that adorned the US release. The additional extra features
– deleted scenes and a Twelve Years Later featurette
on Notebook on Cities and Clothes, Nicholas
Ray: Especially for Pierre featurette and a 38 minute
lecture by Nicholas Ray on Lightning Over Water
– are also absent from the UK release. I can't help but
feel a little stiffed, given that both sets were released
by essentially the same company.
As an introduction to the cinema of Wim Wenders, the set has a great deal to recommend it. A pleasingly eclectic mix of documentaries and features, of the famous with the less well known, it includes three of his most widely and justly celebrated features, plus one that has will be less well known in the UK – the 1975 The Wrong Move – but is held in high regard in its native Germany. The inclusion of some of Wenders' documentary work is particularly welcome, some or all of which will undoubtedly be new to many, and include the minimalist (Room 666), the mildly experimental (Notebook on Cities and Clothes), the engagingly personal (Tokyo-Ga) and the playful and informative (A Trick of the Light). There's even a costume period piece to provide a complete contrast to the modern day urban settings and vehicular journeys that the we usually associate with the director's work. Such a varied collection makes for engaging and rewarding viewing, especially when watched together over the space of just a few days, an experience I felt was necessary to properly evaluate the films as a set as well as stand-alone works.

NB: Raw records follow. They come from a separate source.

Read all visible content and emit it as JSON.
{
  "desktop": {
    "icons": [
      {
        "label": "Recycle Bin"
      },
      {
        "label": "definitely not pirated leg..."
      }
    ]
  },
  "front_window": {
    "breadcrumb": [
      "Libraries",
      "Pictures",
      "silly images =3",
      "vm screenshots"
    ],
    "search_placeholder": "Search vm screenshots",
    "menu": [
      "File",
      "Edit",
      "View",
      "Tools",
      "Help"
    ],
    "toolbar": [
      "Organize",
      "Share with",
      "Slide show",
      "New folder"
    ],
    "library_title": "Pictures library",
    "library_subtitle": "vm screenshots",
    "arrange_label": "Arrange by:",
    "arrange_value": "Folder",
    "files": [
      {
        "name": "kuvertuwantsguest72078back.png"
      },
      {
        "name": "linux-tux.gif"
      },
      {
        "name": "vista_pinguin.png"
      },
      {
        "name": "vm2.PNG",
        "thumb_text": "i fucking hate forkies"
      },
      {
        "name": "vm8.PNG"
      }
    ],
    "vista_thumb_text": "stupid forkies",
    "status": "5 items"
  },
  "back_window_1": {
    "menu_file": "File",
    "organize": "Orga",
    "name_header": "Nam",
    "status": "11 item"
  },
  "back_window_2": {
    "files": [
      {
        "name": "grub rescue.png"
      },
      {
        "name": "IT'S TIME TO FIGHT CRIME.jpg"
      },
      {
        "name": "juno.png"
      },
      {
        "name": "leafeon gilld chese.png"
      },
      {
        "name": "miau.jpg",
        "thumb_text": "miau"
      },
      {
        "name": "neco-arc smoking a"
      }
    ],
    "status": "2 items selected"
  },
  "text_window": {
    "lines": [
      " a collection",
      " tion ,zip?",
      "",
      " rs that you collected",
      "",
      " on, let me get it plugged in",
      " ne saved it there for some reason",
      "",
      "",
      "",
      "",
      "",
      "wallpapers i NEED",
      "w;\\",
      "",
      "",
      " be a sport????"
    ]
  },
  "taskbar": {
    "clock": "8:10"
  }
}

the course of researching each of the films I have several
times encountered the suggestion that the films of Wim Wenders

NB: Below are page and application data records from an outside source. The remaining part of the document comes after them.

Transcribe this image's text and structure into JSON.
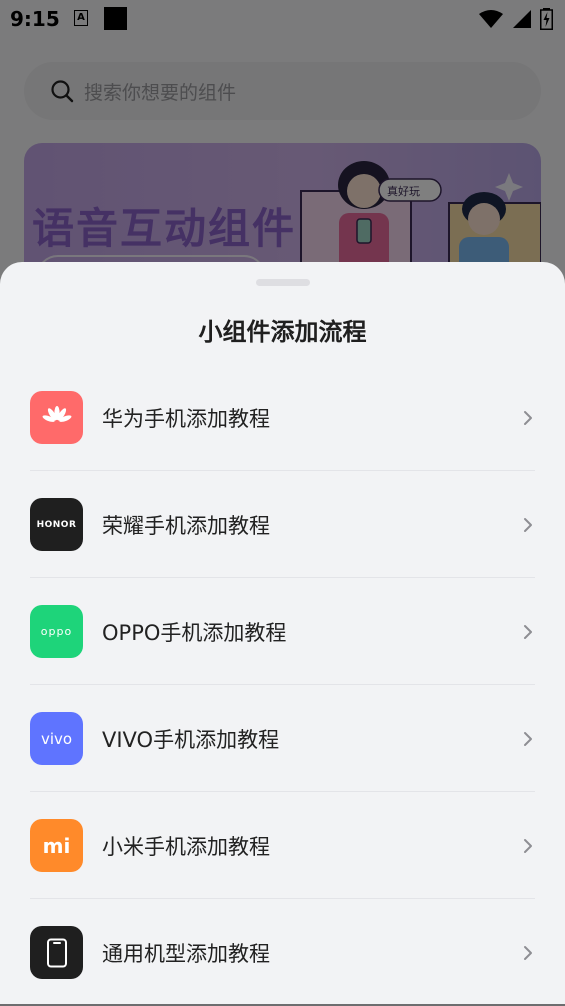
{
  "status": {
    "time": "9:15",
    "a_icon_text": "A"
  },
  "search": {
    "placeholder": "搜索你想要的组件"
  },
  "banner": {
    "title": "语音互动组件",
    "bubble_text": "真好玩"
  },
  "sheet": {
    "title": "小组件添加流程",
    "items": [
      {
        "label": "华为手机添加教程",
        "icon": "huawei-logo-icon",
        "color": "#ff6a6a"
      },
      {
        "label": "荣耀手机添加教程",
        "icon": "honor-logo-icon",
        "color": "#1f1f1f",
        "logo_text": "HONOR"
      },
      {
        "label": "OPPO手机添加教程",
        "icon": "oppo-logo-icon",
        "color": "#1ed47a",
        "logo_text": "oppo"
      },
      {
        "label": "VIVO手机添加教程",
        "icon": "vivo-logo-icon",
        "color": "#5f74ff",
        "logo_text": "vivo"
      },
      {
        "label": "小米手机添加教程",
        "icon": "xiaomi-logo-icon",
        "color": "#ff8a2a",
        "logo_text": "mi"
      },
      {
        "label": "通用机型添加教程",
        "icon": "phone-icon",
        "color": "#1f1f1f"
      }
    ]
  }
}
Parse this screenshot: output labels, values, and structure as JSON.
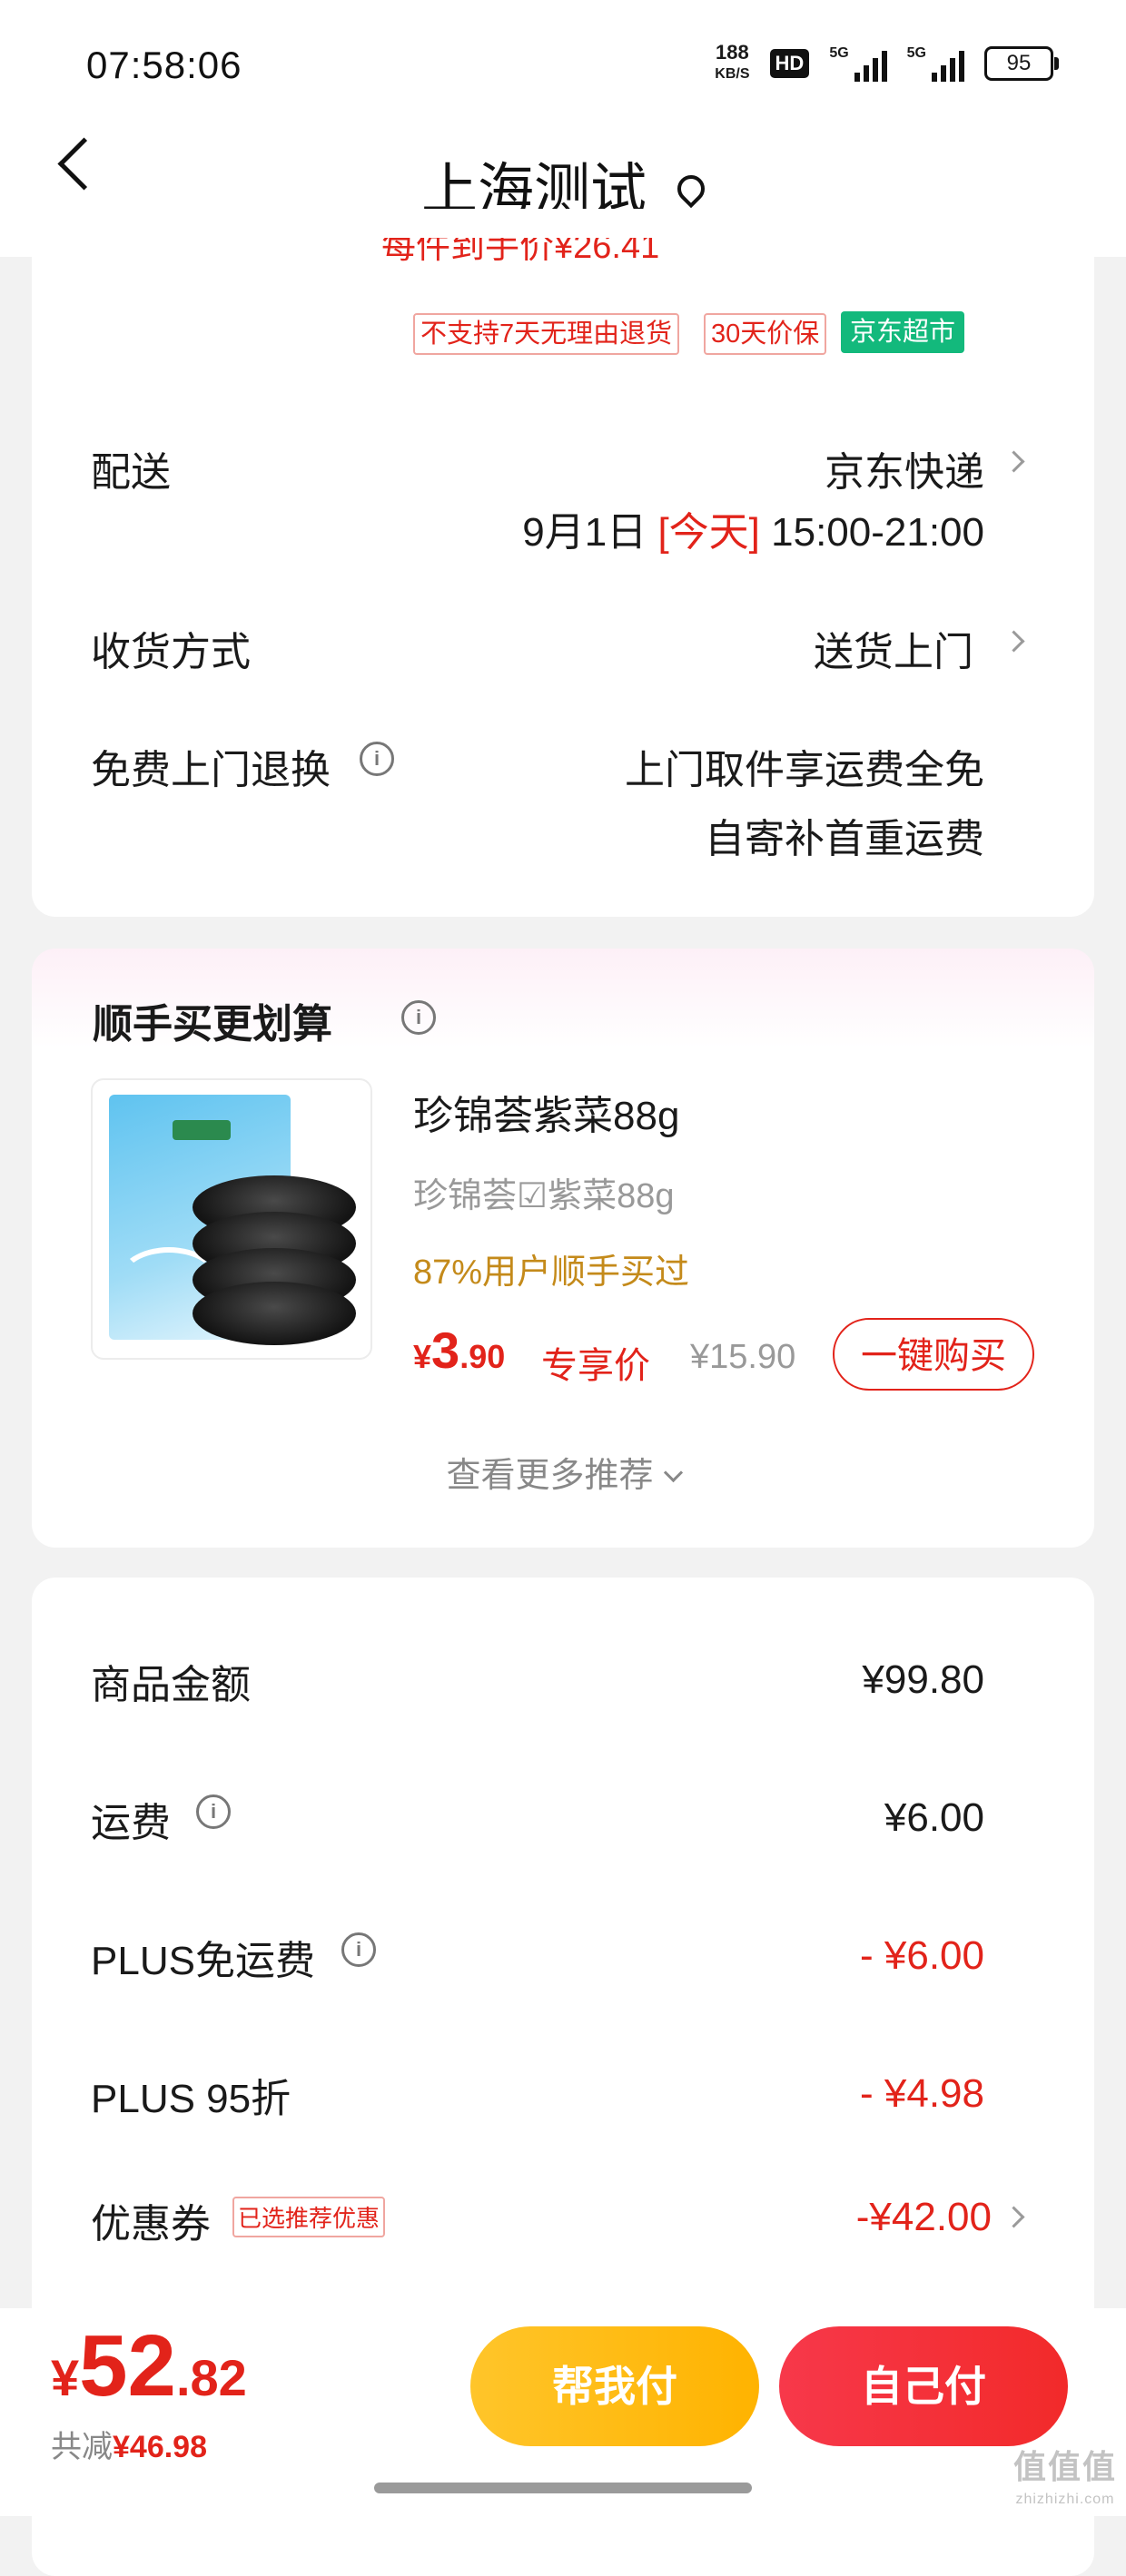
{
  "status_bar": {
    "time": "07:58:06",
    "net_speed_value": "188",
    "net_speed_unit": "KB/S",
    "hd": "HD",
    "sig1": "5G",
    "sig2": "5G",
    "battery": "95"
  },
  "header": {
    "title": "上海测试"
  },
  "price_summary": {
    "cut_text": "每件到手价¥26.41"
  },
  "tags": [
    "不支持7天无理由退货",
    "30天价保",
    "京东超市"
  ],
  "delivery": {
    "label": "配送",
    "carrier": "京东快递",
    "date": "9月1日",
    "today": "[今天]",
    "window": "15:00-21:00"
  },
  "receive": {
    "label": "收货方式",
    "value": "送货上门"
  },
  "return": {
    "label": "免费上门退换",
    "line1": "上门取件享运费全免",
    "line2": "自寄补首重运费"
  },
  "recommend": {
    "title": "顺手买更划算",
    "product": {
      "name": "珍锦荟紫菜88g",
      "spec": "珍锦荟☑紫菜88g",
      "buyers": "87%用户顺手买过",
      "price_yen": "¥",
      "price_int": "3",
      "price_dec": ".90",
      "special_label": "专享价",
      "orig_price": "¥15.90",
      "buy_label": "一键购买"
    },
    "more": "查看更多推荐"
  },
  "fees": [
    {
      "label": "商品金额",
      "value": "¥99.80",
      "red": false
    },
    {
      "label": "运费",
      "value": "¥6.00",
      "red": false
    },
    {
      "label": "PLUS免运费",
      "value": "- ¥6.00",
      "red": true
    },
    {
      "label": "PLUS 95折",
      "value": "- ¥4.98",
      "red": true
    },
    {
      "label": "优惠券",
      "value": "-¥42.00",
      "red": true,
      "tag": "已选推荐优惠"
    }
  ],
  "footer": {
    "total_yen": "¥",
    "total_int": "52",
    "total_dec": ".82",
    "saved_label": "共减",
    "saved_value": "¥46.98",
    "help_pay": "帮我付",
    "self_pay": "自己付"
  },
  "watermark": {
    "text": "值值值",
    "sub": "zhizhizhi.com"
  }
}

are "an acquired taste," a phrase I am always
amused by when referring to the work of any artist in any
medium – after all, can art really exist that is NOT an
acquired taste, at least for a portion of its audience?

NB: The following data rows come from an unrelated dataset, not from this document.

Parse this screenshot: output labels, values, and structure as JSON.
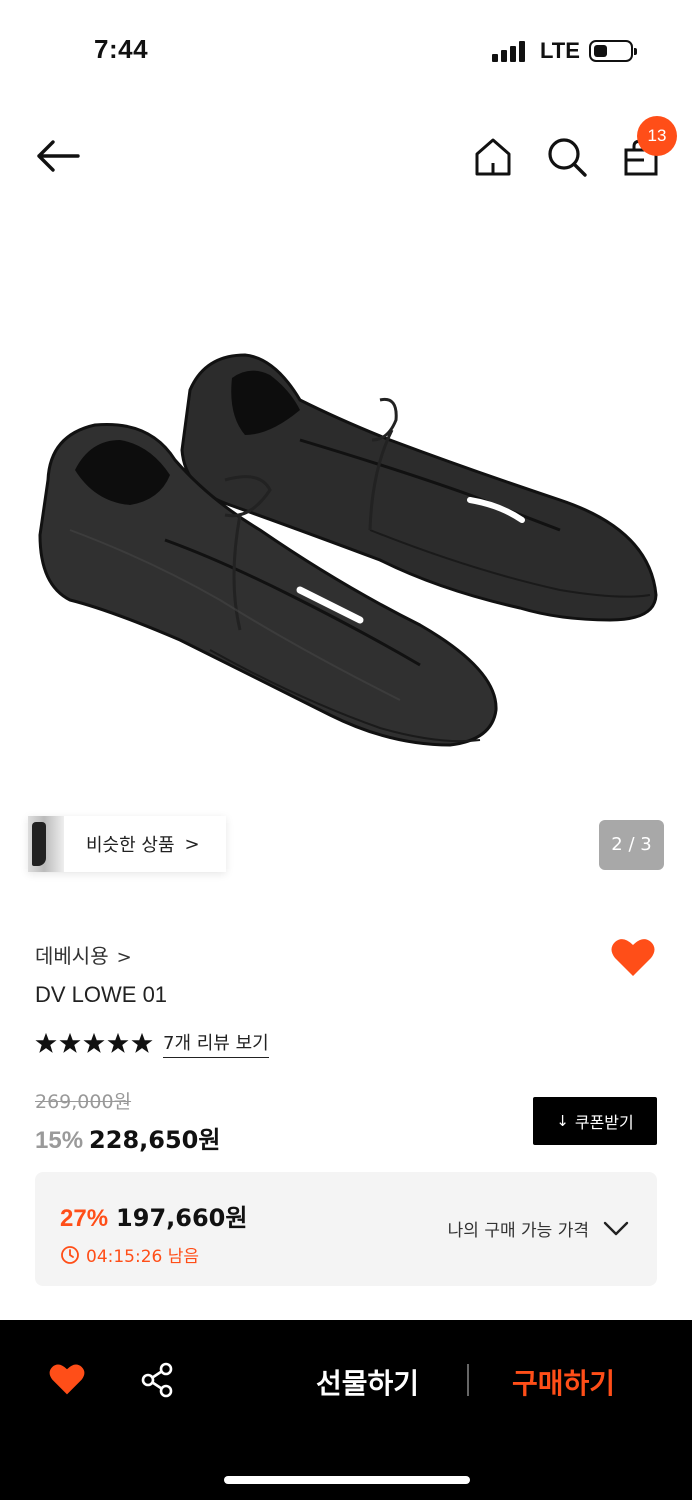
{
  "status_bar": {
    "time": "7:44",
    "network": "LTE"
  },
  "nav": {
    "back_icon": "arrow-left-icon",
    "home_icon": "home-icon",
    "search_icon": "search-icon",
    "cart_icon": "shopping-bag-icon",
    "cart_count": "13"
  },
  "gallery": {
    "similar_label": "비슷한 상품",
    "similar_chevron": ">",
    "page_indicator": "2 / 3"
  },
  "product": {
    "brand": "데베시용",
    "brand_chevron": ">",
    "name": "DV LOWE 01",
    "rating_stars": 5,
    "review_link": "7개 리뷰 보기",
    "original_price": "269,000원",
    "discount_percent": "15%",
    "sale_price": "228,650원",
    "coupon_label": "쿠폰받기",
    "coupon_icon": "↓",
    "liked": true
  },
  "best_price": {
    "percent": "27%",
    "price": "197,660원",
    "timer": "04:15:26 남음",
    "my_price_label": "나의 구매 가능 가격"
  },
  "bottom_bar": {
    "gift_label": "선물하기",
    "buy_label": "구매하기"
  },
  "colors": {
    "accent": "#ff4e18",
    "dark": "#000000",
    "muted": "#9a9a9a"
  }
}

What did surprise me was the hostility expressed towards
Wenders' work in some quarters, notably some American
viewers – I came across one scathing dismissal of just about
every film in the US Volume 2 release and
an American IMDb contributor who claimed he had kept his admiration
for the director's work quiet for fear of enraging the wrath
of his friends. There is no doubt that Wenders' films are
unmistakably European in tone and style, but in everything
that is good about that description – they focus on character,
atmosphere and place rather than incident, and tell stories
at a pace that encourages you to absorb the detail rather
than tap your toes to the accompanying rock track.
the Hollywood product leaves you weary then I would heartily
recommend a large dose of the cinema of Wim Wenders as a
pick-me-up, and the collection here certainly contains the
right sort of medicine. But my annoyance at those missing
commentaries and extras remains, and for fans who already
own the three separately available special editions and
are eyeing this set as the next logical purchase, I'd suggest
you give the US Wim Wenders Collection, Volume 2
a serious look before you take out your credit card.
In accordance with standard site policy, we will be covering each of the films individually rather than as brief summaries. All ten films and DVDs will be reviewed in the next few days,* and the links below will become active as the reviews are posted.
The Wim Wenders Collection – The Films
Scarlet Letter / Der Scharlachrote Buchstabe
Wrong Move (1975)
The American Friend / Der Amerikanische Freund (1977)
Over Water (1980)
666 / Chambre 666 (1982)
Paris, Texas (1984)
Wings of Desire / Der Himmel über Berlin (1987)
on Cities and Clothes / Aufzeichnungen zu Kleidern und Städten
Trick of the Light / Die Gebrüder Skladanowsky
* By a quirk of timing and off-site incident, Wings of Desire was never covered. Hopefully this will later be redressed.